Stone processing with heating technique in prehistoric period

During the recently research about producing tools and weapons in the Upper Paleolithic and Middle stone age  scientist concluded that prehistoric humans around 65.000 years before present use fire to heat stone in order to easily obtain blades. Recently study published in the journal “PLOS ONE” by team archeologists and anthropologists confirm this theory.

This technique of heating stones which Paleolithic and Mesolithic humans used, archeologists called Howiesons Poort (or shortly HP).  Howiesons Poort period latest around 5.000 years and it’s named after a small rock shelter in South Africa.  One of the first scientific paper about this site has been publish in 1927 by Hewitt John and Reverend A. P. Stapleton under the name “Stone implements from a Howieson’s Poort, near Grahamstown”. However, the exact role of this important development of tools and weapons in the Middle Stone Age was not previously clear. According to professor Christopher Henshilwood, Mesolithic humans from Howiesons Poort site perhaps firstly produced bow and arrow compare to other prehistoric groups of people. The heat treatment enabled prehistoric humans to produce tougher and harder stone tools. Tools from Mesolithic period archeologist often called microliths because compared to paleolithic tools, blades of microliths are much smaller.

Scientist led by Anne Delagnes, Henshilwood, van Niekerk and the research team, from South Africa and Germany also concluded that humans on the southern Cape of South Africa (Klipdrift Shelter) using same heating technique. The results of this significant study scientiest published in journal “PLOS ONE” under the name “Early Evidence for the Extensive Heat Treatment of Silcrete in the Howiesons Poort at Klipdrift Shelter (Layer PBD, 65 ka), South Africa”.

“Based on the development of a non-destructive method using geological heated and unheated comparative reference samples, we have shown that more than 90 per cent of the silcrete used for the production of blades has been intentionally heated,” says Henshilwood.

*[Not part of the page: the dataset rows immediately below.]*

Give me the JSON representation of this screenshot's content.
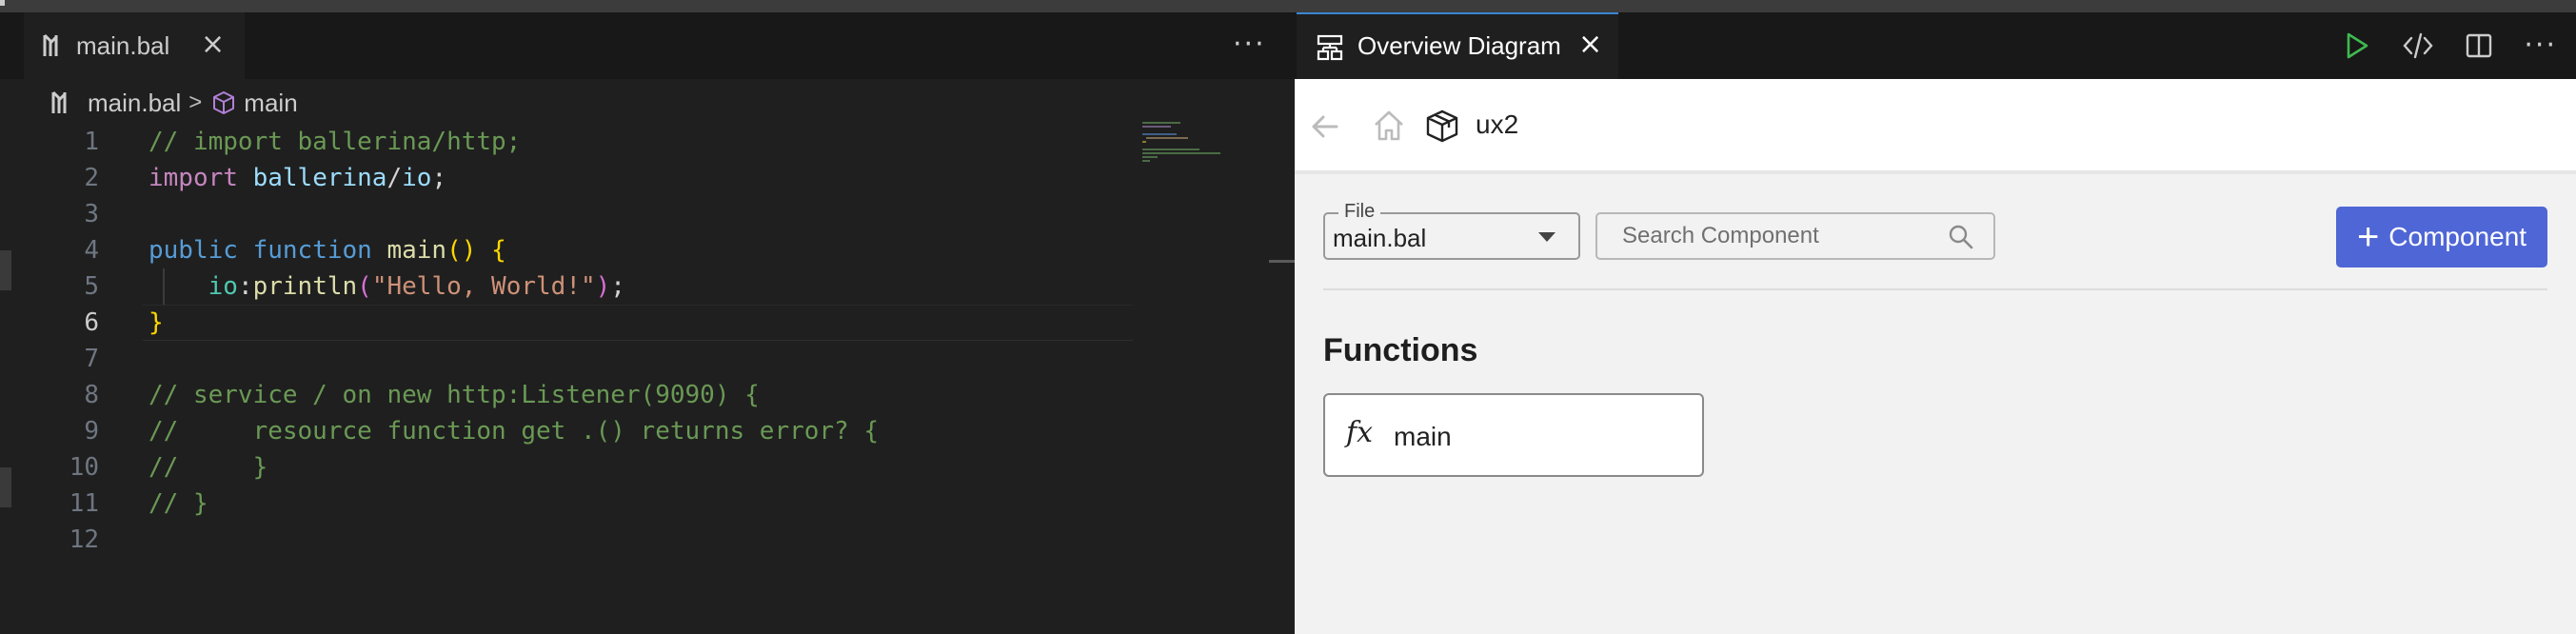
{
  "editor": {
    "tab": {
      "label": "main.bal",
      "close": "×"
    },
    "more": "···",
    "breadcrumb": {
      "file": "main.bal",
      "separator": ">",
      "symbol": "main"
    },
    "lines": [
      {
        "n": "1",
        "tokens": [
          [
            "c-cmt",
            "// import ballerina/http;"
          ]
        ]
      },
      {
        "n": "2",
        "tokens": [
          [
            "c-kw",
            "import"
          ],
          [
            "c-punc",
            " "
          ],
          [
            "c-id",
            "ballerina"
          ],
          [
            "c-punc",
            "/"
          ],
          [
            "c-id",
            "io"
          ],
          [
            "c-punc",
            ";"
          ]
        ]
      },
      {
        "n": "3",
        "tokens": []
      },
      {
        "n": "4",
        "tokens": [
          [
            "c-kw2",
            "public"
          ],
          [
            "c-punc",
            " "
          ],
          [
            "c-kw2",
            "function"
          ],
          [
            "c-punc",
            " "
          ],
          [
            "c-fn",
            "main"
          ],
          [
            "c-br1",
            "()"
          ],
          [
            "c-punc",
            " "
          ],
          [
            "c-br1",
            "{"
          ]
        ]
      },
      {
        "n": "5",
        "tokens": [
          [
            "c-punc",
            "    "
          ],
          [
            "c-id2",
            "io"
          ],
          [
            "c-punc",
            ":"
          ],
          [
            "c-fn",
            "println"
          ],
          [
            "c-br2",
            "("
          ],
          [
            "c-str",
            "\"Hello, World!\""
          ],
          [
            "c-br2",
            ")"
          ],
          [
            "c-punc",
            ";"
          ]
        ]
      },
      {
        "n": "6",
        "tokens": [
          [
            "c-br1",
            "}"
          ]
        ]
      },
      {
        "n": "7",
        "tokens": []
      },
      {
        "n": "8",
        "tokens": [
          [
            "c-cmt",
            "// service / on new http:Listener(9090) {"
          ]
        ]
      },
      {
        "n": "9",
        "tokens": [
          [
            "c-cmt",
            "//     resource function get .() returns error? {"
          ]
        ]
      },
      {
        "n": "10",
        "tokens": [
          [
            "c-cmt",
            "//     }"
          ]
        ]
      },
      {
        "n": "11",
        "tokens": [
          [
            "c-cmt",
            "// }"
          ]
        ]
      },
      {
        "n": "12",
        "tokens": []
      }
    ],
    "active_line": "6"
  },
  "panel": {
    "tab": {
      "label": "Overview Diagram",
      "close": "×"
    },
    "more": "···",
    "project_name": "ux2",
    "file_select": {
      "legend": "File",
      "value": "main.bal"
    },
    "search": {
      "placeholder": "Search Component"
    },
    "add_button": {
      "plus": "+",
      "label": "Component"
    },
    "section_title": "Functions",
    "functions": [
      {
        "icon_text": "fx",
        "name": "main"
      }
    ]
  },
  "colors": {
    "editor_bg": "#1f1f1f",
    "tabbar_bg": "#181818",
    "accent_button": "#4f66d6",
    "run_icon": "#3fb950",
    "active_tab_border": "#3a86d4"
  },
  "icons": [
    "ballerina-file-icon",
    "cube-icon",
    "diagram-icon",
    "run-icon",
    "code-icon",
    "split-editor-icon",
    "back-arrow-icon",
    "home-icon",
    "package-icon",
    "search-icon"
  ]
}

The authors in the paper suggest that silcrete heat treatment at the in southern Cape of South Africa (Klipdrift Shelter) may provide the first direct evidence of the intentional and extensive use of fire applied to a whole lithic (stone) chain of production. One interesting scientific article about Klipdrift Shelter published in 2014. by a group of authors in Journal of Archaeological Science under the name “Klipdrift Shelter, southern Cape, South Africa: preliminary report on the Howiesons Poort layers”.

Despite all those study’s  still not cleared how this technique of heating stones applied in practice by prehistoric humans.